When I met the man I would eventually marry, he was dating my best friend. I can already imagine the look on your face at that statement, because I’ve seen it a million times. I know, I know. It sounds terrible! “You stole your best friend’s boyfriend?”
No, no, no.
I had become the best of friends with a girl who lived across the country, thanks to the magic of the Internet. Kindred spirits, we eventually went from correspondence by email to talking multiple times a day (once cell phones became common, that is) and were absolutely each other’s conscience and devil. Through the years, we saw each other through love and loss and success and failure from across the miles.
She started dating a musician while we were both in college, and she confided that she wasn’t so sure about dating a touring musician, especially one 12 years older than her (13 years older than me). But she really liked this guy, so she was going for it. They’d dated for probably a year when we discovered he would be playing a gig about half an hour from where I was then living in Texas. We took it as our opportunity to finally have an honest-to-goodness girls’ night out, complete with an old-school slumber party. She flew from Nashville to meet me in person for the first time, and we went to his show.
I joke today that none of us knew that would be the night I’d first lay eyes on the man I’d someday marry.
There was no love-at-first-sight thing. He says he remembers just thinking, Huh, she’s really tall, and I thought, Oh, so this is her boyfriend. He and I hit it off immediately, though, and within minutes we were cracking each other up, talking like he and I had been friends for as many years as she and I had been.
This was the start of me catching every show he did within about a two-hour radius. Over the span of a couple of years, a real friendship blossomed between us—outside of my friendship with her. He wasn’t just my best friend’s boyfriend, he was my friend. He called my parents Mom and Dad the first time he met them, and it stuck.
Suddenly, things fell apart between him and my best friend, and they broke up. I found myself caught. I had individual friendships with both, and I didn’t want to pick between them. I tried to nurture both friendships individually, careful to keep what was said to me on either side confidential. I was up front with each that I would not be ending my friendship with the other.
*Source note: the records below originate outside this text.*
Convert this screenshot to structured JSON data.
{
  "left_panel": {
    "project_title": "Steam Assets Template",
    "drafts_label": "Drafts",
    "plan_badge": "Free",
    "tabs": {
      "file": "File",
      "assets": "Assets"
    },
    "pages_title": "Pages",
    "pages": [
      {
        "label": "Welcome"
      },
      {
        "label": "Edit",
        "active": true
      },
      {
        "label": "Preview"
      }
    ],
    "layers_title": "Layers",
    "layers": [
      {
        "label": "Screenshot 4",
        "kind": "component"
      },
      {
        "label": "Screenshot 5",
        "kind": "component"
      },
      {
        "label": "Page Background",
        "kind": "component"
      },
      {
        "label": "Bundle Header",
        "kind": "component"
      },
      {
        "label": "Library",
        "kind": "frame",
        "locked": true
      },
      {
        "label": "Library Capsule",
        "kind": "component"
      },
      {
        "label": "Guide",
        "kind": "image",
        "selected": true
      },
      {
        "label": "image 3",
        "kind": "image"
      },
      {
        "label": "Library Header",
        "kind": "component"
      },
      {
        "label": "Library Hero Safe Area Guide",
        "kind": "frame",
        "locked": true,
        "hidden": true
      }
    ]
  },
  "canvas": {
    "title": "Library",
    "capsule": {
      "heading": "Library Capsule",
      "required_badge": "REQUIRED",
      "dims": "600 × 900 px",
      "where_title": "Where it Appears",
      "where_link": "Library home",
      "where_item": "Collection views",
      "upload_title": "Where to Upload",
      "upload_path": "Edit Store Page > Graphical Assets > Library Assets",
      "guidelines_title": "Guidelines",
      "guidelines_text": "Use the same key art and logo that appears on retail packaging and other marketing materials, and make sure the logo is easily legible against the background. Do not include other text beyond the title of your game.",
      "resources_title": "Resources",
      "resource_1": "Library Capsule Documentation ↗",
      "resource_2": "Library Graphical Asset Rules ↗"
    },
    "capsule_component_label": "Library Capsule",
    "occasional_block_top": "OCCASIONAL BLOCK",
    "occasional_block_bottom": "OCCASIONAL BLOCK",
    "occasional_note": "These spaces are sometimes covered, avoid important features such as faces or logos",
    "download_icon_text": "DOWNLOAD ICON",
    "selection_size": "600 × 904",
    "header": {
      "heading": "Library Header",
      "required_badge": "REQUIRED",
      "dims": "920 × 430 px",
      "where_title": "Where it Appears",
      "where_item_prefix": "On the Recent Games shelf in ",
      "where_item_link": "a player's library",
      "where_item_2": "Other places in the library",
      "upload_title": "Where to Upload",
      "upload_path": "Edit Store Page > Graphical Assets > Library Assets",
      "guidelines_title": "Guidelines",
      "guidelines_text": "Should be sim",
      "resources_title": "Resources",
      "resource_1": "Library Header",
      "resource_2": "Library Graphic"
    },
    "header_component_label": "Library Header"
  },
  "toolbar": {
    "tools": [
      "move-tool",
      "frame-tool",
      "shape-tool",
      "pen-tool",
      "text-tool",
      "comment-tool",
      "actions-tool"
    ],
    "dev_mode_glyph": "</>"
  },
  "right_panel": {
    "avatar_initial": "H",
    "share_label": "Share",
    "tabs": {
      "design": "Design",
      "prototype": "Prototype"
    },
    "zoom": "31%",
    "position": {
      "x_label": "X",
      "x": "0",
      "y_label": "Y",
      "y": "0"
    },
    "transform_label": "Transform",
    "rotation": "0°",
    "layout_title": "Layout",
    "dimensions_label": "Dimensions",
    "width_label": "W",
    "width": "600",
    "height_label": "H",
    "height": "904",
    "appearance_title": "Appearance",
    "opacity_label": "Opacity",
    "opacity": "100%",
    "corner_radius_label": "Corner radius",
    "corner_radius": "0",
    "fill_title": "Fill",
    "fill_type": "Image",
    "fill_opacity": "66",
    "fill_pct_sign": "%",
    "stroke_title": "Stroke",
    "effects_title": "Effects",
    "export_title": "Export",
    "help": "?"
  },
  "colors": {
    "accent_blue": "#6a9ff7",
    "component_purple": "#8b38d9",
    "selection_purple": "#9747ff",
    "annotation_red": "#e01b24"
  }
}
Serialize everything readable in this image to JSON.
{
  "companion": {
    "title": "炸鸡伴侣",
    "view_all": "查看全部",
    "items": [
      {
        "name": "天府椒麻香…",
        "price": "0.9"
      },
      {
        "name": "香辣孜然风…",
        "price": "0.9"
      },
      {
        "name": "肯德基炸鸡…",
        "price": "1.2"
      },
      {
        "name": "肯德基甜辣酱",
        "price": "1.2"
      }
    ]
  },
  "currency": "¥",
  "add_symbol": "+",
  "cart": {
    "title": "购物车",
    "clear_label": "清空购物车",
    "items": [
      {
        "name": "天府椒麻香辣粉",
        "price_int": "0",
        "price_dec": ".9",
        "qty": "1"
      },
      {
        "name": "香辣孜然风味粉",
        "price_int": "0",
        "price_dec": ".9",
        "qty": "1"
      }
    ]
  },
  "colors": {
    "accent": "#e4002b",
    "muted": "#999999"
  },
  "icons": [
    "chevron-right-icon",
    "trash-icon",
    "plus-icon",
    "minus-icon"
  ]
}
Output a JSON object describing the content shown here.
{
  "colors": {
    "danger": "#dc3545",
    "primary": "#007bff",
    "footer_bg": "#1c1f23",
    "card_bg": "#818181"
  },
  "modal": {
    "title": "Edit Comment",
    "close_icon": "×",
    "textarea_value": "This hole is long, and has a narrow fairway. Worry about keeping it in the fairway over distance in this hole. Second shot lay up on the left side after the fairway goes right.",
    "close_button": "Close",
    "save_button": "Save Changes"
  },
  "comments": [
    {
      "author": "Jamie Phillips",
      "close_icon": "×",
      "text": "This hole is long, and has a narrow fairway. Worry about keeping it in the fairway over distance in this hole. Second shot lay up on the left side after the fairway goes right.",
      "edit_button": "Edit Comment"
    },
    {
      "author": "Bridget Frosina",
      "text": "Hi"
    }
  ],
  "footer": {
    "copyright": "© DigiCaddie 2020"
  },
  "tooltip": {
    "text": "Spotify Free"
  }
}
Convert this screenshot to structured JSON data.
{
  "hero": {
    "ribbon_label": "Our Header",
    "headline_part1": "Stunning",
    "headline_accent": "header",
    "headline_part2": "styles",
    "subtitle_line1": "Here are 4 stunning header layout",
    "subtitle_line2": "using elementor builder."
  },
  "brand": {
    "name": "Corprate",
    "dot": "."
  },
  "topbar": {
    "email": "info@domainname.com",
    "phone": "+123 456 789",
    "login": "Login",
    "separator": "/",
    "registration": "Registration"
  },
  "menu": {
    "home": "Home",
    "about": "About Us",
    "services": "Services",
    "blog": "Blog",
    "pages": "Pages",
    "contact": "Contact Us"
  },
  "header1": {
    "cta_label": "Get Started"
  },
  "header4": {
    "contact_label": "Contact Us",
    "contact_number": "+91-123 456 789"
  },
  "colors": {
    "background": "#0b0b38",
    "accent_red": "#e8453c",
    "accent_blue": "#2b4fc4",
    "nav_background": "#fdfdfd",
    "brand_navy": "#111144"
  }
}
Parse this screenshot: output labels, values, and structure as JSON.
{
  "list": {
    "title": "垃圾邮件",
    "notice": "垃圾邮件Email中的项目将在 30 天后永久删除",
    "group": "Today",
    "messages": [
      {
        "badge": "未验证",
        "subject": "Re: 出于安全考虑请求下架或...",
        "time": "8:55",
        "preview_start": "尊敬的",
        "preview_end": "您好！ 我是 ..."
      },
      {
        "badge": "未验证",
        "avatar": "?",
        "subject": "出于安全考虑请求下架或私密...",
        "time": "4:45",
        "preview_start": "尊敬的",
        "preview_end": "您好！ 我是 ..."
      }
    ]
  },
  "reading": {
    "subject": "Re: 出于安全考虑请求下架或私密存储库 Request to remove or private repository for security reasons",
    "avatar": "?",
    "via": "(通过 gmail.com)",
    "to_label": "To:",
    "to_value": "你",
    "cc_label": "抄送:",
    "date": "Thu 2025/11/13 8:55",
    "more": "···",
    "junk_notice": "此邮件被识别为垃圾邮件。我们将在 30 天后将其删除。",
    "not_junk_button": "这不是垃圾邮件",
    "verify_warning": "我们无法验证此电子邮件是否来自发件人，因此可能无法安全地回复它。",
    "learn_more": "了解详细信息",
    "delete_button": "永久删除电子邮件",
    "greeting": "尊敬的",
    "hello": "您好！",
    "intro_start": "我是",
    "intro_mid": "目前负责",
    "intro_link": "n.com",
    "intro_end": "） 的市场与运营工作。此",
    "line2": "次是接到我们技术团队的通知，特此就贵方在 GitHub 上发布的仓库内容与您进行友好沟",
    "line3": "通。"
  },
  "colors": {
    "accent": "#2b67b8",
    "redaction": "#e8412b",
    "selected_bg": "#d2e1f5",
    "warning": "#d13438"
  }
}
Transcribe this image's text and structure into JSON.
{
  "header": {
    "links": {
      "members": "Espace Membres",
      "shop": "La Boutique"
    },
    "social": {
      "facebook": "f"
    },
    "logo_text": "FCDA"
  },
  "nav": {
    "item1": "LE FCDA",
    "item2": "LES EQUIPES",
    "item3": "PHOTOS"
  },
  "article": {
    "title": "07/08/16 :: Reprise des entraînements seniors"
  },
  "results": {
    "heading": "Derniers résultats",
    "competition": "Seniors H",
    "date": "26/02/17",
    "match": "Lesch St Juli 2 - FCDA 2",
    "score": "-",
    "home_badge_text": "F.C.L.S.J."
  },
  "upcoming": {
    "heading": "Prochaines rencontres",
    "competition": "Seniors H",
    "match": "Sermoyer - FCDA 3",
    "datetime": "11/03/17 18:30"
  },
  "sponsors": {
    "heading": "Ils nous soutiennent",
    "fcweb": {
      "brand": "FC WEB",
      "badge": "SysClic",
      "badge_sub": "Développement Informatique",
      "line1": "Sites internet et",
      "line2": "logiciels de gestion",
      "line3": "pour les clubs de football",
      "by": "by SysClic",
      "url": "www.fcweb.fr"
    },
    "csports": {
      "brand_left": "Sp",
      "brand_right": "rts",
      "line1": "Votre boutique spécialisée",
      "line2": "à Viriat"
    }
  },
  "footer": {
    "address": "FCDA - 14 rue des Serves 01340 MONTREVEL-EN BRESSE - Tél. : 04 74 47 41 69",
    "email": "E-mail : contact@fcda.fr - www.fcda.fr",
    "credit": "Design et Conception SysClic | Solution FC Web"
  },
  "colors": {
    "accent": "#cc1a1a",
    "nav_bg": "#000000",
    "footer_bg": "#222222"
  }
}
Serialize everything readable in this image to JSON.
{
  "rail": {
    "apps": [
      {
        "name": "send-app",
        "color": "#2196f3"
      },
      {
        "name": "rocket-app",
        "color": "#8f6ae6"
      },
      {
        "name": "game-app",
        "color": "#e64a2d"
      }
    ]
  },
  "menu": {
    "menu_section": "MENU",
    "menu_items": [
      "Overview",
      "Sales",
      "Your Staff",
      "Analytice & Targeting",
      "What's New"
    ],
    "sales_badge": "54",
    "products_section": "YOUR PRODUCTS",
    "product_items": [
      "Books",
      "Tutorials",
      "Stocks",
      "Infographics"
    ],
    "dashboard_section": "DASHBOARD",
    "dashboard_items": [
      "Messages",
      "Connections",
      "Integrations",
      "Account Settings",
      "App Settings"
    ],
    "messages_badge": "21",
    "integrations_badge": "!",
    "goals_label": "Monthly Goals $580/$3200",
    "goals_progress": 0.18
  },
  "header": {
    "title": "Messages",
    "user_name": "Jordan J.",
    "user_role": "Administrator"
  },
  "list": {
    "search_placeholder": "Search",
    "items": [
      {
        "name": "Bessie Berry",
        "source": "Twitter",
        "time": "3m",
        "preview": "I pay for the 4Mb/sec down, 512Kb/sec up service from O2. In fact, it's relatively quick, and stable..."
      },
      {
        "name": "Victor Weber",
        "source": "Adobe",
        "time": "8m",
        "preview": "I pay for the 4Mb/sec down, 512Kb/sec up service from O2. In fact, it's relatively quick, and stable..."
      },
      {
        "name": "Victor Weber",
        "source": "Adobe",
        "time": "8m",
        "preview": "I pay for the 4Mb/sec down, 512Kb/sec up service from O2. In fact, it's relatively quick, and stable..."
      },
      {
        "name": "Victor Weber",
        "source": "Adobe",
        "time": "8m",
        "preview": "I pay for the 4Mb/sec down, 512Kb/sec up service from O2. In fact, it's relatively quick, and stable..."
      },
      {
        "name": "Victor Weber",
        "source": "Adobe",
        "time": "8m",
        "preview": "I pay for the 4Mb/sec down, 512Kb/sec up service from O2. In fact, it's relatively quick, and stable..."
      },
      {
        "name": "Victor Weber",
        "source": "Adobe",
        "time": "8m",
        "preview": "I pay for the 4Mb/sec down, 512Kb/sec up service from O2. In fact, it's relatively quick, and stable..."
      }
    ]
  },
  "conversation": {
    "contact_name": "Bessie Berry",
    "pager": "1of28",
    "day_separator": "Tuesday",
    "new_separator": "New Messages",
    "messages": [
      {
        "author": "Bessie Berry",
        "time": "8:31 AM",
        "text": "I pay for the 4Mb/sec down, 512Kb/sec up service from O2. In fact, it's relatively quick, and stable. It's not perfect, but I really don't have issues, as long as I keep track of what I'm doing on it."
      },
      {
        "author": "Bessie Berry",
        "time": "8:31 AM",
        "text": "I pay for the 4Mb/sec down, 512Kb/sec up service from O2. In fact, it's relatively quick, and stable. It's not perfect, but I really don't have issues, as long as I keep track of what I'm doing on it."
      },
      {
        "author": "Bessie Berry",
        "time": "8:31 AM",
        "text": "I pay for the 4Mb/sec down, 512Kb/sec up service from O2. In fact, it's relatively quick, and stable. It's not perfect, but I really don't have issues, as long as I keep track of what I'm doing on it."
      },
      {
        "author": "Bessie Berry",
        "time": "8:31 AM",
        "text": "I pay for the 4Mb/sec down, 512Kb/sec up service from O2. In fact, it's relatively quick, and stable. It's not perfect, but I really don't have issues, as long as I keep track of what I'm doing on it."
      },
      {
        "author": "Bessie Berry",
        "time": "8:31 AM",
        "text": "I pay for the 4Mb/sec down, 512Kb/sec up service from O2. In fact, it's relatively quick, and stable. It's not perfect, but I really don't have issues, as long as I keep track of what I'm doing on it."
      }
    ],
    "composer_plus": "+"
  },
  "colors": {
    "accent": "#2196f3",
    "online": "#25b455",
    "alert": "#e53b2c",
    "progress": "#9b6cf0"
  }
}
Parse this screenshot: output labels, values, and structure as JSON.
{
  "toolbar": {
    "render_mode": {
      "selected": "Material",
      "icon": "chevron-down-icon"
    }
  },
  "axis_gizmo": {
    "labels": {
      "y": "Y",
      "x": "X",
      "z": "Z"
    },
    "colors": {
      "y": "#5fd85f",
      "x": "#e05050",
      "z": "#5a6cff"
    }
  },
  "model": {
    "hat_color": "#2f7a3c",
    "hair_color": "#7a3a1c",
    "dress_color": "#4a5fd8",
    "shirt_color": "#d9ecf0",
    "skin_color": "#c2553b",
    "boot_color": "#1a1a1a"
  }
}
However, that balancing act fell apart when she accused me of having feelings for him, saying that somehow I had broken them up. “Girl code,” she said, meaning I should snub him and stand in solidarity with her.
The friendship he and I had built wouldn’t let me do that, no matter what some unwritten rulebook said. Ultimately, she felt I’d betrayed her and I felt she’d insulted my character. My friendship with her ended in dramatic fashion with long, scathing emails.
Meanwhile, my friendship with him was steady. I continued to go to any show I could, and we talked on the phone often. I even helped him with other girls he tried to date! It took two solid years before we realized we had somehow become each other’s best friend. I couldn’t wait to call him any time anything happened, and I jumped any time he called me. We spent hours on end on AOL Instant Messenger every night, or if he happened to be on the road, we’d sometimes talk on the phone until the sun came up.
A shift happened somewhere in those years, and I still remember the first time he referred to me as his girlfriend. In my head I went, Huh. So I guess we are dating. Because we never officially took that step — it just happened.
I was now long-distance dating a musician who was 13 years older than me that I met through my former best friend. I’m pretty sure if they gave prizes for most far-fetched relationship to have a chance, we’d have won it.
We dated almost a year before getting engaged, and we took a year to plan our wedding. I think — no I know — I had plenty of friends think we’d never make it down the aisle. We had the deck stacked against us both with his job and the age difference. But honestly, neither has ever been an issue. Oh, it gets a little awkward when you think about our ages in school years (yeah, just don’t do that), but otherwise we don’t even notice it, nor does anyone close to us.
We were long distance until two months before we got married. I credit the long-distance nature of our dating relationship to our being so solid with the long periods of time apart while he toured. We were long distance to start, and we could do long distance now.
With that, we learned two key things I think can make or break any relationship:
1. Communication is the key
We talk every day one way or another. I think in the last 11 years, there’s been maybe two days we didn’t talk at all due to technology issues. Otherwise, we talk on the phone, text message, use Instant Messenger or even email (this is huge when he travels overseas). It doesn’t matter how you do it, just stay in touch.
2. Trust is imperative
Especially if communication is impossible for some reason, you must trust each other. It’s the most precious commodity you have in any relationship. One of my favorite quotes ever comes from George MacDonald. It simply said, “To be trusted is a greater compliment than to be loved.” Man, is that true.
My former best friend and I have mended fences. She’s married now, too, and we agreed we’ve both moved on. It’s all water under the bridge. We will never have the friendship we once had, but we’ve gone to dinner a couple times and it was pleasant. We banter on Facebook occasionally, and we actually have a lot of mutual friends. I think we would both say we grew and learned a lot through that tumultuous time and that ultimately it all worked out exactly as it should have.